* WORK INSTRUCTIONS
Each line below should be quoted exactly, please.
(Beginning of DATA FOR ANALYSIS)
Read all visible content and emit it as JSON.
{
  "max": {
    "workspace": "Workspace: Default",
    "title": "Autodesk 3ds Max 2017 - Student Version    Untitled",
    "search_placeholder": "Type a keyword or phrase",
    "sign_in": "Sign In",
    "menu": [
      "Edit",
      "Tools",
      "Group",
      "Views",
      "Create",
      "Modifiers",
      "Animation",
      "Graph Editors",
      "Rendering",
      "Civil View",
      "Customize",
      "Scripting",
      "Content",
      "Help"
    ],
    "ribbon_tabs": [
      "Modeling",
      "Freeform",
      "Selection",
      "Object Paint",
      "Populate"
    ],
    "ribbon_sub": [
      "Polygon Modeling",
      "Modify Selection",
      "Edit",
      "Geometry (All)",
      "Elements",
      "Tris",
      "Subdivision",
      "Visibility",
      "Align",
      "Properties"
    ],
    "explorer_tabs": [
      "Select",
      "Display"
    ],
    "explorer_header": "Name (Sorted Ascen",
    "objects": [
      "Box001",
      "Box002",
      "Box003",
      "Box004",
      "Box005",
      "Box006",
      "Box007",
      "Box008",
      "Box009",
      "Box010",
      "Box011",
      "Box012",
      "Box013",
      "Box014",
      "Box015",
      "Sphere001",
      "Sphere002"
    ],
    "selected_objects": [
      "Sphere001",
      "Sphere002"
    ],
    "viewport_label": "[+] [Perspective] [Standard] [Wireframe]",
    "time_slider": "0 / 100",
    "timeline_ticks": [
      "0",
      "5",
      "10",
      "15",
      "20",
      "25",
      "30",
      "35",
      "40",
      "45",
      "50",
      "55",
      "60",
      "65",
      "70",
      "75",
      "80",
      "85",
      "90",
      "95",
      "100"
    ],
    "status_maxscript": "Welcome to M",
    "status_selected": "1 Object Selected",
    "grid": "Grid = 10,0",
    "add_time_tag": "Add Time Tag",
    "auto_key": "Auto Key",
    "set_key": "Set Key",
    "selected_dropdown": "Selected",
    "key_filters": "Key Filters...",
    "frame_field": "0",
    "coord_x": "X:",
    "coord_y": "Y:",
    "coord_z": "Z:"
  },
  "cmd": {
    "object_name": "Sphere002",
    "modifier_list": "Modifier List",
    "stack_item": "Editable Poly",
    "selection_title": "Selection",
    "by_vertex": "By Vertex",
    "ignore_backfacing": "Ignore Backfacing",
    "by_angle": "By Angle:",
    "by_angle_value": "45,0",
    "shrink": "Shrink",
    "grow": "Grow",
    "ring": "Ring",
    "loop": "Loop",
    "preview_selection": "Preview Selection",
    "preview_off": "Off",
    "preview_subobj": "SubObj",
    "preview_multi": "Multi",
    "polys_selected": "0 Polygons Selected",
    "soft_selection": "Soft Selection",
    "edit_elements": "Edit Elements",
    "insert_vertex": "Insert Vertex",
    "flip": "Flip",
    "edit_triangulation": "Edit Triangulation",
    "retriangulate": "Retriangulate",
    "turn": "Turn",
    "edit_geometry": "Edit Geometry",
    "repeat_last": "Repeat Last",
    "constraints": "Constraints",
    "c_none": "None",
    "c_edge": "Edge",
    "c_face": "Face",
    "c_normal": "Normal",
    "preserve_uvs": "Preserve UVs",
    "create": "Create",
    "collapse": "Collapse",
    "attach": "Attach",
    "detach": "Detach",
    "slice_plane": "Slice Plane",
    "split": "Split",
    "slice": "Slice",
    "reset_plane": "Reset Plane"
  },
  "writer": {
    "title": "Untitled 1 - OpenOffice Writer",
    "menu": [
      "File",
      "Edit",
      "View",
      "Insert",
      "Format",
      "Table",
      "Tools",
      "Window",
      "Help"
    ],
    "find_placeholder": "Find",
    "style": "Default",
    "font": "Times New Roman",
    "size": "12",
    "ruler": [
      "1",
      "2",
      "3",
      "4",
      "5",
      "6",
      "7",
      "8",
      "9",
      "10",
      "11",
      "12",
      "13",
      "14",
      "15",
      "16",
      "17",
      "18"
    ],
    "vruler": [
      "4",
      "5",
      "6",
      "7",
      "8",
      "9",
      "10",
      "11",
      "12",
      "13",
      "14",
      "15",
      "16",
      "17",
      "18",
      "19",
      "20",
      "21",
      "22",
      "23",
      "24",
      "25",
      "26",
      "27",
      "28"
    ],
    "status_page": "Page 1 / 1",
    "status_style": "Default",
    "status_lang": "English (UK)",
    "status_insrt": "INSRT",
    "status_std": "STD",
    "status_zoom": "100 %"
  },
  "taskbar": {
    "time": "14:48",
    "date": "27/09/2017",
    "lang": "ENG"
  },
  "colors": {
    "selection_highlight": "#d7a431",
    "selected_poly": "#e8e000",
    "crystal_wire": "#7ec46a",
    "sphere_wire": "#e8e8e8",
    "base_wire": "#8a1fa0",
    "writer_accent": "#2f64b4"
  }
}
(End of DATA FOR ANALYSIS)
* RESPONSE BOX
Read all visible content and emit it as JSON.
{
  "max": {
    "workspace": "Workspace: Default",
    "title": "Autodesk 3ds Max 2017 - Student Version    Untitled",
    "search_placeholder": "Type a keyword or phrase",
    "sign_in": "Sign In",
    "menu": [
      "Edit",
      "Tools",
      "Group",
      "Views",
      "Create",
      "Modifiers",
      "Animation",
      "Graph Editors",
      "Rendering",
      "Civil View",
      "Customize",
      "Scripting",
      "Content",
      "Help"
    ],
    "ribbon_tabs": [
      "Modeling",
      "Freeform",
      "Selection",
      "Object Paint",
      "Populate"
    ],
    "ribbon_sub": [
      "Polygon Modeling",
      "Modify Selection",
      "Edit",
      "Geometry (All)",
      "Elements",
      "Tris",
      "Subdivision",
      "Visibility",
      "Align",
      "Properties"
    ],
    "explorer_tabs": [
      "Select",
      "Display"
    ],
    "explorer_header": "Name (Sorted Ascen",
    "objects": [
      "Box001",
      "Box002",
      "Box003",
      "Box004",
      "Box005",
      "Box006",
      "Box007",
      "Box008",
      "Box009",
      "Box010",
      "Box011",
      "Box012",
      "Box013",
      "Box014",
      "Box015",
      "Sphere001",
      "Sphere002"
    ],
    "selected_objects": [
      "Sphere001",
      "Sphere002"
    ],
    "viewport_label": "[+] [Perspective] [Standard] [Wireframe]",
    "time_slider": "0 / 100",
    "timeline_ticks": [
      "0",
      "5",
      "10",
      "15",
      "20",
      "25",
      "30",
      "35",
      "40",
      "45",
      "50",
      "55",
      "60",
      "65",
      "70",
      "75",
      "80",
      "85",
      "90",
      "95",
      "100"
    ],
    "status_maxscript": "Welcome to M",
    "status_selected": "1 Object Selected",
    "grid": "Grid = 10,0",
    "add_time_tag": "Add Time Tag",
    "auto_key": "Auto Key",
    "set_key": "Set Key",
    "selected_dropdown": "Selected",
    "key_filters": "Key Filters...",
    "frame_field": "0",
    "coord_x": "X:",
    "coord_y": "Y:",
    "coord_z": "Z:"
  },
  "cmd": {
    "object_name": "Sphere002",
    "modifier_list": "Modifier List",
    "stack_item": "Editable Poly",
    "selection_title": "Selection",
    "by_vertex": "By Vertex",
    "ignore_backfacing": "Ignore Backfacing",
    "by_angle": "By Angle:",
    "by_angle_value": "45,0",
    "shrink": "Shrink",
    "grow": "Grow",
    "ring": "Ring",
    "loop": "Loop",
    "preview_selection": "Preview Selection",
    "preview_off": "Off",
    "preview_subobj": "SubObj",
    "preview_multi": "Multi",
    "polys_selected": "0 Polygons Selected",
    "soft_selection": "Soft Selection",
    "edit_elements": "Edit Elements",
    "insert_vertex": "Insert Vertex",
    "flip": "Flip",
    "edit_triangulation": "Edit Triangulation",
    "retriangulate": "Retriangulate",
    "turn": "Turn",
    "edit_geometry": "Edit Geometry",
    "repeat_last": "Repeat Last",
    "constraints": "Constraints",
    "c_none": "None",
    "c_edge": "Edge",
    "c_face": "Face",
    "c_normal": "Normal",
    "preserve_uvs": "Preserve UVs",
    "create": "Create",
    "collapse": "Collapse",
    "attach": "Attach",
    "detach": "Detach",
    "slice_plane": "Slice Plane",
    "split": "Split",
    "slice": "Slice",
    "reset_plane": "Reset Plane"
  },
  "writer": {
    "title": "Untitled 1 - OpenOffice Writer",
    "menu": [
      "File",
      "Edit",
      "View",
      "Insert",
      "Format",
      "Table",
      "Tools",
      "Window",
      "Help"
    ],
    "find_placeholder": "Find",
    "style": "Default",
    "font": "Times New Roman",
    "size": "12",
    "ruler": [
      "1",
      "2",
      "3",
      "4",
      "5",
      "6",
      "7",
      "8",
      "9",
      "10",
      "11",
      "12",
      "13",
      "14",
      "15",
      "16",
      "17",
      "18"
    ],
    "vruler": [
      "4",
      "5",
      "6",
      "7",
      "8",
      "9",
      "10",
      "11",
      "12",
      "13",
      "14",
      "15",
      "16",
      "17",
      "18",
      "19",
      "20",
      "21",
      "22",
      "23",
      "24",
      "25",
      "26",
      "27",
      "28"
    ],
    "status_page": "Page 1 / 1",
    "status_style": "Default",
    "status_lang": "English (UK)",
    "status_insrt": "INSRT",
    "status_std": "STD",
    "status_zoom": "100 %"
  },
  "taskbar": {
    "time": "14:48",
    "date": "27/09/2017",
    "lang": "ENG"
  },
  "colors": {
    "selection_highlight": "#d7a431",
    "selected_poly": "#e8e000",
    "crystal_wire": "#7ec46a",
    "sphere_wire": "#e8e8e8",
    "base_wire": "#8a1fa0",
    "writer_accent": "#2f64b4"
  }
}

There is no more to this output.